▶ _TASK GOAL_
Report, as a single figure, how many lines in the records below include "label".

[Records from a collection]
===

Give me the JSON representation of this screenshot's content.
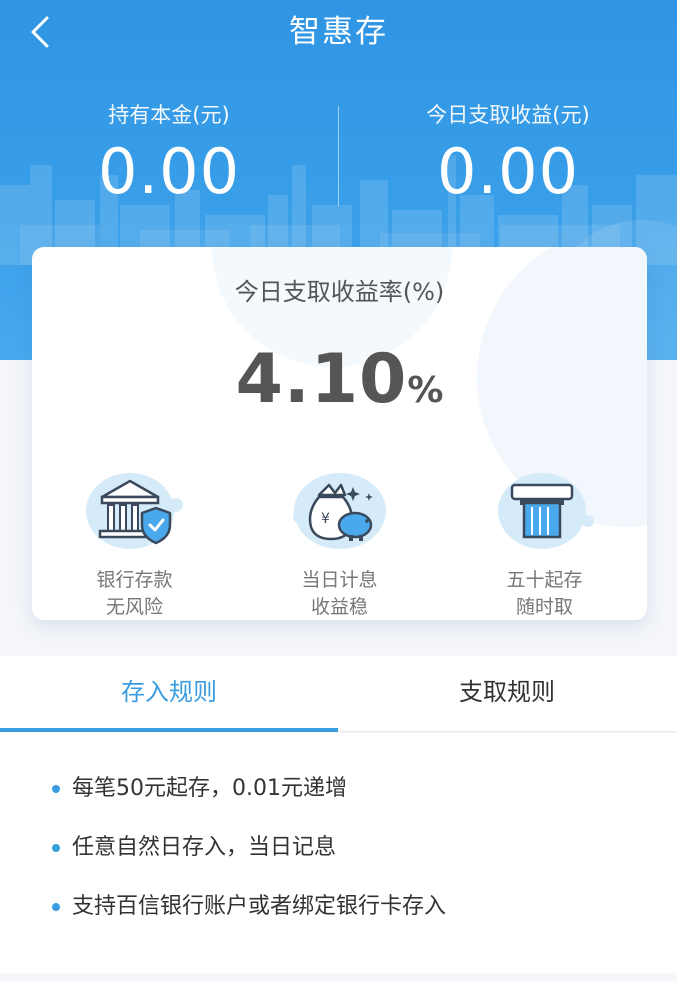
{
  "header": {
    "title": "智惠存",
    "back_icon": "chevron-left-icon",
    "stats": [
      {
        "label": "持有本金(元)",
        "value": "0.00"
      },
      {
        "label": "今日支取收益(元)",
        "value": "0.00"
      }
    ]
  },
  "rate_card": {
    "label": "今日支取收益率(%)",
    "value": "4.10",
    "unit": "%",
    "features": [
      {
        "icon": "bank-shield-icon",
        "line1": "银行存款",
        "line2": "无风险"
      },
      {
        "icon": "money-bag-piggy-icon",
        "line1": "当日计息",
        "line2": "收益稳"
      },
      {
        "icon": "atm-card-icon",
        "line1": "五十起存",
        "line2": "随时取"
      }
    ]
  },
  "tabs": [
    {
      "label": "存入规则",
      "active": true
    },
    {
      "label": "支取规则",
      "active": false
    }
  ],
  "rules": [
    "每笔50元起存，0.01元递增",
    "任意自然日存入，当日记息",
    "支持百信银行账户或者绑定银行卡存入"
  ],
  "colors": {
    "accent": "#3a9de0",
    "header_blue": "#2f95e4",
    "text_dark": "#333333",
    "text_gray": "#777777"
  }
}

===

▶ _ANSWER TO THE PROBLEM_
5